• _Prompt_
The answer must be a single number: how many lines below contain "icon".

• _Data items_
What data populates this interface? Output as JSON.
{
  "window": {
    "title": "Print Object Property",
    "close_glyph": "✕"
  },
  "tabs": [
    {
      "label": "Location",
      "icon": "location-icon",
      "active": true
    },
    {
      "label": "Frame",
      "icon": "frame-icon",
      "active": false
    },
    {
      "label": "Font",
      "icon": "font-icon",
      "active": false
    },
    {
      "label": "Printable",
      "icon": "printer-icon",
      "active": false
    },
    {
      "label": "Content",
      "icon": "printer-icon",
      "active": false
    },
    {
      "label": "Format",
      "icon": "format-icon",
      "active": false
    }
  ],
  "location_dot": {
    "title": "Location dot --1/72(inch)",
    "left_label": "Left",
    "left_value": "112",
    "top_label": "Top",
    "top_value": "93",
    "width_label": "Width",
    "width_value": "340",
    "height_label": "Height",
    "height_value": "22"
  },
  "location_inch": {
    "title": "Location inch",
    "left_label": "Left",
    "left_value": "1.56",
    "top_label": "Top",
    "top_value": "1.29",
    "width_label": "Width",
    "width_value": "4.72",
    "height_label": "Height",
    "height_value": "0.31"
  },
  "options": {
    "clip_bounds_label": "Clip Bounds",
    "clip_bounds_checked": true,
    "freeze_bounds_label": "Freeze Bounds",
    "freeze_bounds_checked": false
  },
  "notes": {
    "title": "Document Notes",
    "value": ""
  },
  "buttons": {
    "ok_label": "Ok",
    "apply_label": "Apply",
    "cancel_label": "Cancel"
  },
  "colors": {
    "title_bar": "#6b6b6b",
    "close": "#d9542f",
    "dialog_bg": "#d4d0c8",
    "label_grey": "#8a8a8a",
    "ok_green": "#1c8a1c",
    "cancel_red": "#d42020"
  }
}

• _Answer box_
6